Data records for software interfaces
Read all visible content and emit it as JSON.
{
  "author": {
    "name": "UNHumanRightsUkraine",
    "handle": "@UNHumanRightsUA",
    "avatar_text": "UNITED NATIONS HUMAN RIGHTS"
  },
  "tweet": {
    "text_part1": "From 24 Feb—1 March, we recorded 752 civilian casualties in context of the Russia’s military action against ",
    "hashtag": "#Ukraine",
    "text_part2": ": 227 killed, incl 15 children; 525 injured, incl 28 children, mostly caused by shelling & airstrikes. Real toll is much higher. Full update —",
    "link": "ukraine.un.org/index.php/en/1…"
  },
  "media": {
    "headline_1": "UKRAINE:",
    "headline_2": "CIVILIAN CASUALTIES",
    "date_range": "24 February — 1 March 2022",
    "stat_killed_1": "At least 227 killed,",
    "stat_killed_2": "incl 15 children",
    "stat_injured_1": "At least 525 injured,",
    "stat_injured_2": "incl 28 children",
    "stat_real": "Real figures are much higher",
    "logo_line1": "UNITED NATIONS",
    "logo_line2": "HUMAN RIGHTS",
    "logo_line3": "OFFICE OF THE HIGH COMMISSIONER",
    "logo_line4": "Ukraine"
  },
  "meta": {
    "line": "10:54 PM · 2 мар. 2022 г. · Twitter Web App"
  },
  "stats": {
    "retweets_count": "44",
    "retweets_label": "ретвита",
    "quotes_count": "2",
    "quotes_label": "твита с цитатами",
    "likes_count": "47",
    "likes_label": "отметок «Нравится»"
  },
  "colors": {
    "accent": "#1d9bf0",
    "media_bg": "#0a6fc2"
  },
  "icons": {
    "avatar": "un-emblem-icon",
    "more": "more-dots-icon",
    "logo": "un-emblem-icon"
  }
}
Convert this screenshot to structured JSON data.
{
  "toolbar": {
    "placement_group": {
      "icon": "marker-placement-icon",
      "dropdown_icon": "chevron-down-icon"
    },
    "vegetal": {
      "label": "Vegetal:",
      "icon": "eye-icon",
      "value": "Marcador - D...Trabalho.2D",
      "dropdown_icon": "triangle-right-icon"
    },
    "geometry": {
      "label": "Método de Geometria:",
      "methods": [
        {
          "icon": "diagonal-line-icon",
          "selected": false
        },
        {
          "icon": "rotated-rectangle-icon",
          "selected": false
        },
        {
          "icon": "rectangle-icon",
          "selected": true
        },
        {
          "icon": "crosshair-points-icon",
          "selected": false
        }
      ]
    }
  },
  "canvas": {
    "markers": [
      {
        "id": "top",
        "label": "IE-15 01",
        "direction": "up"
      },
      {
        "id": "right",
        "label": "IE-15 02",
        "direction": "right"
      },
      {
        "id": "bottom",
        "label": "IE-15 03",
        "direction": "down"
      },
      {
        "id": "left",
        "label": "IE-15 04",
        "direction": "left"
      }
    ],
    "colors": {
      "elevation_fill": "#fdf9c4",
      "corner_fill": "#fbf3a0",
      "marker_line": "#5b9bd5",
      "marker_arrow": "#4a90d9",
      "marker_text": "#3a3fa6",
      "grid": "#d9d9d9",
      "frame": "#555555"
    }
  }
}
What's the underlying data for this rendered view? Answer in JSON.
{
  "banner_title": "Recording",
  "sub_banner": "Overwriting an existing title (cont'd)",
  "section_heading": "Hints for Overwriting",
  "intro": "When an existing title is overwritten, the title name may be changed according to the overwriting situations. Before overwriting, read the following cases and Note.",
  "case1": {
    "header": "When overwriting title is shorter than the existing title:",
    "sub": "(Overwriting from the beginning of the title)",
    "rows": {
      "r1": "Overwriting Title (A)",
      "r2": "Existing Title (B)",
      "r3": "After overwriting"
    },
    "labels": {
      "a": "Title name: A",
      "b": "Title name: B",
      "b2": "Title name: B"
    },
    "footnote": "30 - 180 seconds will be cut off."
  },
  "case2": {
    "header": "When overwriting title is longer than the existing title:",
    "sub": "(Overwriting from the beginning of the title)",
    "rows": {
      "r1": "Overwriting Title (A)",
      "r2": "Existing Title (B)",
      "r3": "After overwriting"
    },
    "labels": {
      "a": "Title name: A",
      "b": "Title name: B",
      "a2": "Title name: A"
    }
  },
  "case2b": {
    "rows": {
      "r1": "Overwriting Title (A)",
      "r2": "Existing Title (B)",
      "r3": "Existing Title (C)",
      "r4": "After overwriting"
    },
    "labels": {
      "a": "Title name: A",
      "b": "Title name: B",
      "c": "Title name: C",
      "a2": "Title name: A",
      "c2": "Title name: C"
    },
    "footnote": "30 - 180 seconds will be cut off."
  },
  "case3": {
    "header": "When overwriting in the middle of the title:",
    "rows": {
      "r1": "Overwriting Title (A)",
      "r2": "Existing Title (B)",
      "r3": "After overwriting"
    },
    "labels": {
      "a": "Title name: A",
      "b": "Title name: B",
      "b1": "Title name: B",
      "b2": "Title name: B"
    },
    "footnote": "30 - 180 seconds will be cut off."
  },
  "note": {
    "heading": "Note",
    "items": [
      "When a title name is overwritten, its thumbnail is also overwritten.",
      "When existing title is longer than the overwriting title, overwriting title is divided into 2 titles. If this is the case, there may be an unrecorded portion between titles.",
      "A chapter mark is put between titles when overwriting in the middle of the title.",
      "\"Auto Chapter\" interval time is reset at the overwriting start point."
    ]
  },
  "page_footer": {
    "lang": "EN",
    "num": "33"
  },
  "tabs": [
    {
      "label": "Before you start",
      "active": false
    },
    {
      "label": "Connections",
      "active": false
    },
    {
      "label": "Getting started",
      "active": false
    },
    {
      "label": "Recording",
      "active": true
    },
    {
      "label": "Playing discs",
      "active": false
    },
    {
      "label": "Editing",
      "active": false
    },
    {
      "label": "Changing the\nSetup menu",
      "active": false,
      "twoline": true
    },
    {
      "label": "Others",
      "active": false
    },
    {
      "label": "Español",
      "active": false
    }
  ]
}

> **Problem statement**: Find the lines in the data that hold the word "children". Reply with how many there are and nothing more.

> **Solution to the problem**: 3